RECORDS PROVIDED:

Content starts

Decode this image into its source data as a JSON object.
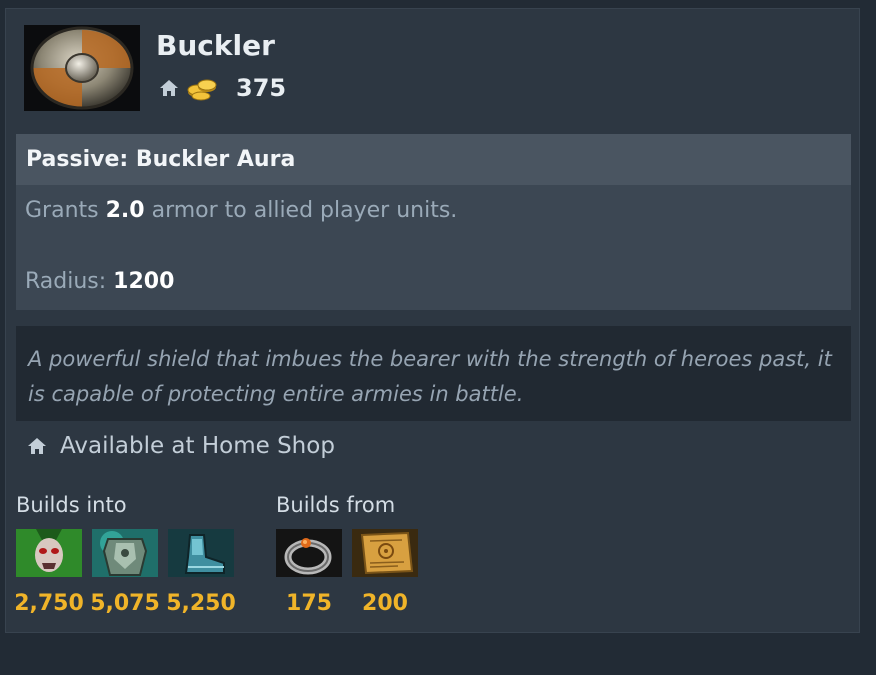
{
  "item": {
    "name": "Buckler",
    "icon": "buckler-shield-icon",
    "cost": "375",
    "shop_icon": "home-icon",
    "currency_icon": "gold-coins-icon"
  },
  "ability": {
    "title": "Passive: Buckler Aura",
    "desc_prefix": "Grants ",
    "armor_value": "2.0",
    "desc_suffix": " armor to allied player units.",
    "radius_label": "Radius: ",
    "radius_value": "1200"
  },
  "lore": "A powerful shield that imbues the bearer with the strength of heroes past, it is capable of protecting entire armies in battle.",
  "availability": {
    "icon": "home-icon",
    "text": "Available at Home Shop"
  },
  "builds_into": {
    "label": "Builds into",
    "items": [
      {
        "icon": "skull-mask-item-icon",
        "price": "2,750"
      },
      {
        "icon": "armor-cuirass-item-icon",
        "price": "5,075"
      },
      {
        "icon": "boots-item-icon",
        "price": "5,250"
      }
    ]
  },
  "builds_from": {
    "label": "Builds from",
    "items": [
      {
        "icon": "ring-item-icon",
        "price": "175"
      },
      {
        "icon": "recipe-scroll-item-icon",
        "price": "200"
      }
    ]
  },
  "colors": {
    "background": "#222b35",
    "panel": "#2d3742",
    "price_gold": "#f0b429"
  }
}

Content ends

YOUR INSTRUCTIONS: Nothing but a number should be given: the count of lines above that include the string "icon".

REPLY TO THE TASK: 9